*** RECORDS PROVIDED

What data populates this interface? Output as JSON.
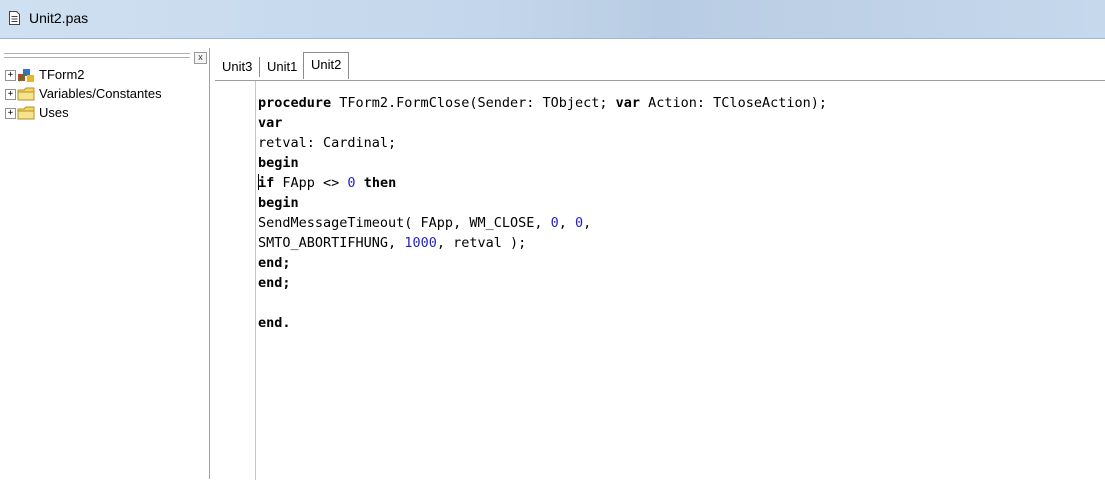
{
  "window": {
    "title": "Unit2.pas",
    "title_icon": "document-icon"
  },
  "explorer": {
    "close_label": "x",
    "items": [
      {
        "label": "TForm2",
        "icon": "form-icon",
        "expander": "+"
      },
      {
        "label": "Variables/Constantes",
        "icon": "folder-icon",
        "expander": "+"
      },
      {
        "label": "Uses",
        "icon": "folder-icon",
        "expander": "+"
      }
    ]
  },
  "tabs": [
    {
      "label": "Unit3",
      "active": false
    },
    {
      "label": "Unit1",
      "active": false
    },
    {
      "label": "Unit2",
      "active": true
    }
  ],
  "editor": {
    "lines": [
      [
        {
          "t": "procedure",
          "k": "kw"
        },
        {
          "t": " TForm2.FormClose(Sender: TObject; "
        },
        {
          "t": "var",
          "k": "kw"
        },
        {
          "t": " Action: TCloseAction);"
        }
      ],
      [
        {
          "t": "var",
          "k": "kw"
        }
      ],
      [
        {
          "t": "retval: Cardinal;"
        }
      ],
      [
        {
          "t": "begin",
          "k": "kw"
        }
      ],
      [
        {
          "t": "if",
          "k": "kw"
        },
        {
          "t": " FApp <> "
        },
        {
          "t": "0",
          "k": "num"
        },
        {
          "t": " "
        },
        {
          "t": "then",
          "k": "kw"
        }
      ],
      [
        {
          "t": "begin",
          "k": "kw"
        }
      ],
      [
        {
          "t": "SendMessageTimeout( FApp, WM_CLOSE, "
        },
        {
          "t": "0",
          "k": "num"
        },
        {
          "t": ", "
        },
        {
          "t": "0",
          "k": "num"
        },
        {
          "t": ","
        }
      ],
      [
        {
          "t": "SMTO_ABORTIFHUNG, "
        },
        {
          "t": "1000",
          "k": "num"
        },
        {
          "t": ", retval );"
        }
      ],
      [
        {
          "t": "end;",
          "k": "kw"
        }
      ],
      [
        {
          "t": "end;",
          "k": "kw"
        }
      ],
      [],
      [
        {
          "t": "end.",
          "k": "kw"
        }
      ]
    ],
    "caret_line": 4
  },
  "colors": {
    "keyword": "#000000",
    "number": "#1f1fd0",
    "titlebar": "#c3d6eb"
  }
}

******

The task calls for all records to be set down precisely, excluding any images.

What data populates this interface? Output as JSON.
{
  "window": {
    "title": "Unit2.pas",
    "title_icon": "document-icon"
  },
  "explorer": {
    "close_label": "x",
    "items": [
      {
        "label": "TForm2",
        "icon": "form-icon",
        "expander": "+"
      },
      {
        "label": "Variables/Constantes",
        "icon": "folder-icon",
        "expander": "+"
      },
      {
        "label": "Uses",
        "icon": "folder-icon",
        "expander": "+"
      }
    ]
  },
  "tabs": [
    {
      "label": "Unit3",
      "active": false
    },
    {
      "label": "Unit1",
      "active": false
    },
    {
      "label": "Unit2",
      "active": true
    }
  ],
  "editor": {
    "lines": [
      [
        {
          "t": "procedure",
          "k": "kw"
        },
        {
          "t": " TForm2.FormClose(Sender: TObject; "
        },
        {
          "t": "var",
          "k": "kw"
        },
        {
          "t": " Action: TCloseAction);"
        }
      ],
      [
        {
          "t": "var",
          "k": "kw"
        }
      ],
      [
        {
          "t": "retval: Cardinal;"
        }
      ],
      [
        {
          "t": "begin",
          "k": "kw"
        }
      ],
      [
        {
          "t": "if",
          "k": "kw"
        },
        {
          "t": " FApp <> "
        },
        {
          "t": "0",
          "k": "num"
        },
        {
          "t": " "
        },
        {
          "t": "then",
          "k": "kw"
        }
      ],
      [
        {
          "t": "begin",
          "k": "kw"
        }
      ],
      [
        {
          "t": "SendMessageTimeout( FApp, WM_CLOSE, "
        },
        {
          "t": "0",
          "k": "num"
        },
        {
          "t": ", "
        },
        {
          "t": "0",
          "k": "num"
        },
        {
          "t": ","
        }
      ],
      [
        {
          "t": "SMTO_ABORTIFHUNG, "
        },
        {
          "t": "1000",
          "k": "num"
        },
        {
          "t": ", retval );"
        }
      ],
      [
        {
          "t": "end;",
          "k": "kw"
        }
      ],
      [
        {
          "t": "end;",
          "k": "kw"
        }
      ],
      [],
      [
        {
          "t": "end.",
          "k": "kw"
        }
      ]
    ],
    "caret_line": 4
  },
  "colors": {
    "keyword": "#000000",
    "number": "#1f1fd0",
    "titlebar": "#c3d6eb"
  }
}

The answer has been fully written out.